──────── MATERIALS PROVIDED ────────

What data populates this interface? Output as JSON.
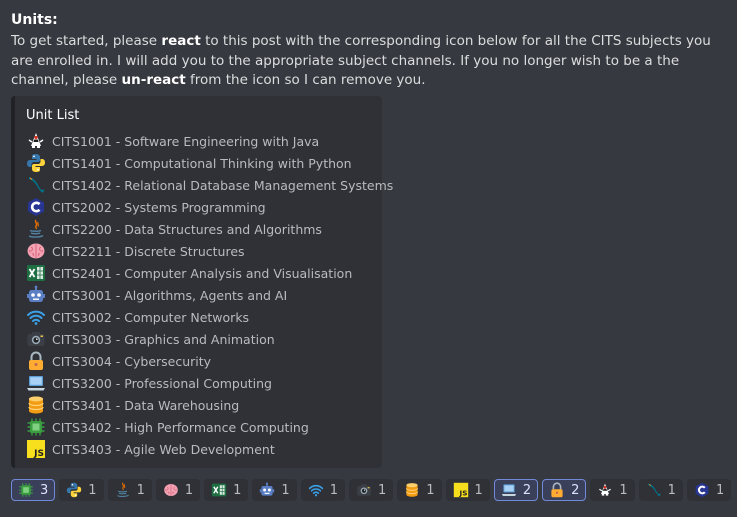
{
  "message": {
    "heading": "Units:",
    "intro_1": "To get started, please ",
    "intro_bold_1": "react",
    "intro_2": " to this post with the corresponding icon below for all the CITS subjects you are enrolled in. I will add you to the appropriate subject channels. If you no longer wish to be a the channel, please ",
    "intro_bold_2": "un-react",
    "intro_3": " from the icon so I can remove you."
  },
  "embed": {
    "title": "Unit List",
    "units": [
      {
        "icon": "java-duke-icon",
        "label": "CITS1001 - Software Engineering with Java"
      },
      {
        "icon": "python-icon",
        "label": "CITS1401 - Computational Thinking with Python"
      },
      {
        "icon": "mysql-dolphin-icon",
        "label": "CITS1402 - Relational Database Management Systems"
      },
      {
        "icon": "c-language-icon",
        "label": "CITS2002 - Systems Programming"
      },
      {
        "icon": "java-cup-icon",
        "label": "CITS2200 - Data Structures and Algorithms"
      },
      {
        "icon": "brain-icon",
        "label": "CITS2211 - Discrete Structures"
      },
      {
        "icon": "excel-icon",
        "label": "CITS2401 - Computer Analysis and Visualisation"
      },
      {
        "icon": "robot-icon",
        "label": "CITS3001 - Algorithms, Agents and AI"
      },
      {
        "icon": "wifi-icon",
        "label": "CITS3002 - Computer Networks"
      },
      {
        "icon": "camera-icon",
        "label": "CITS3003 - Graphics and Animation"
      },
      {
        "icon": "lock-icon",
        "label": "CITS3004 - Cybersecurity"
      },
      {
        "icon": "laptop-icon",
        "label": "CITS3200 - Professional Computing"
      },
      {
        "icon": "database-icon",
        "label": "CITS3401 - Data Warehousing"
      },
      {
        "icon": "chip-icon",
        "label": "CITS3402 - High Performance Computing"
      },
      {
        "icon": "javascript-icon",
        "label": "CITS3403 - Agile Web Development"
      }
    ]
  },
  "reactions": [
    {
      "icon": "chip-icon",
      "count": "3",
      "active": true
    },
    {
      "icon": "python-icon",
      "count": "1",
      "active": false
    },
    {
      "icon": "java-cup-icon",
      "count": "1",
      "active": false
    },
    {
      "icon": "brain-icon",
      "count": "1",
      "active": false
    },
    {
      "icon": "excel-icon",
      "count": "1",
      "active": false
    },
    {
      "icon": "robot-icon",
      "count": "1",
      "active": false
    },
    {
      "icon": "wifi-icon",
      "count": "1",
      "active": false
    },
    {
      "icon": "camera-icon",
      "count": "1",
      "active": false
    },
    {
      "icon": "database-icon",
      "count": "1",
      "active": false
    },
    {
      "icon": "javascript-icon",
      "count": "1",
      "active": false
    },
    {
      "icon": "laptop-icon",
      "count": "2",
      "active": true
    },
    {
      "icon": "lock-icon",
      "count": "2",
      "active": true
    },
    {
      "icon": "java-duke-icon",
      "count": "1",
      "active": false
    },
    {
      "icon": "mysql-dolphin-icon",
      "count": "1",
      "active": false
    },
    {
      "icon": "c-language-icon",
      "count": "1",
      "active": false
    }
  ]
}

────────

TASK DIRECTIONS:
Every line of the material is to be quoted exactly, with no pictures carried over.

COMPLETED TASK:
What data populates this interface? Output as JSON.
{
  "message": {
    "heading": "Units:",
    "intro_1": "To get started, please ",
    "intro_bold_1": "react",
    "intro_2": " to this post with the corresponding icon below for all the CITS subjects you are enrolled in. I will add you to the appropriate subject channels. If you no longer wish to be a the channel, please ",
    "intro_bold_2": "un-react",
    "intro_3": " from the icon so I can remove you."
  },
  "embed": {
    "title": "Unit List",
    "units": [
      {
        "icon": "java-duke-icon",
        "label": "CITS1001 - Software Engineering with Java"
      },
      {
        "icon": "python-icon",
        "label": "CITS1401 - Computational Thinking with Python"
      },
      {
        "icon": "mysql-dolphin-icon",
        "label": "CITS1402 - Relational Database Management Systems"
      },
      {
        "icon": "c-language-icon",
        "label": "CITS2002 - Systems Programming"
      },
      {
        "icon": "java-cup-icon",
        "label": "CITS2200 - Data Structures and Algorithms"
      },
      {
        "icon": "brain-icon",
        "label": "CITS2211 - Discrete Structures"
      },
      {
        "icon": "excel-icon",
        "label": "CITS2401 - Computer Analysis and Visualisation"
      },
      {
        "icon": "robot-icon",
        "label": "CITS3001 - Algorithms, Agents and AI"
      },
      {
        "icon": "wifi-icon",
        "label": "CITS3002 - Computer Networks"
      },
      {
        "icon": "camera-icon",
        "label": "CITS3003 - Graphics and Animation"
      },
      {
        "icon": "lock-icon",
        "label": "CITS3004 - Cybersecurity"
      },
      {
        "icon": "laptop-icon",
        "label": "CITS3200 - Professional Computing"
      },
      {
        "icon": "database-icon",
        "label": "CITS3401 - Data Warehousing"
      },
      {
        "icon": "chip-icon",
        "label": "CITS3402 - High Performance Computing"
      },
      {
        "icon": "javascript-icon",
        "label": "CITS3403 - Agile Web Development"
      }
    ]
  },
  "reactions": [
    {
      "icon": "chip-icon",
      "count": "3",
      "active": true
    },
    {
      "icon": "python-icon",
      "count": "1",
      "active": false
    },
    {
      "icon": "java-cup-icon",
      "count": "1",
      "active": false
    },
    {
      "icon": "brain-icon",
      "count": "1",
      "active": false
    },
    {
      "icon": "excel-icon",
      "count": "1",
      "active": false
    },
    {
      "icon": "robot-icon",
      "count": "1",
      "active": false
    },
    {
      "icon": "wifi-icon",
      "count": "1",
      "active": false
    },
    {
      "icon": "camera-icon",
      "count": "1",
      "active": false
    },
    {
      "icon": "database-icon",
      "count": "1",
      "active": false
    },
    {
      "icon": "javascript-icon",
      "count": "1",
      "active": false
    },
    {
      "icon": "laptop-icon",
      "count": "2",
      "active": true
    },
    {
      "icon": "lock-icon",
      "count": "2",
      "active": true
    },
    {
      "icon": "java-duke-icon",
      "count": "1",
      "active": false
    },
    {
      "icon": "mysql-dolphin-icon",
      "count": "1",
      "active": false
    },
    {
      "icon": "c-language-icon",
      "count": "1",
      "active": false
    }
  ]
}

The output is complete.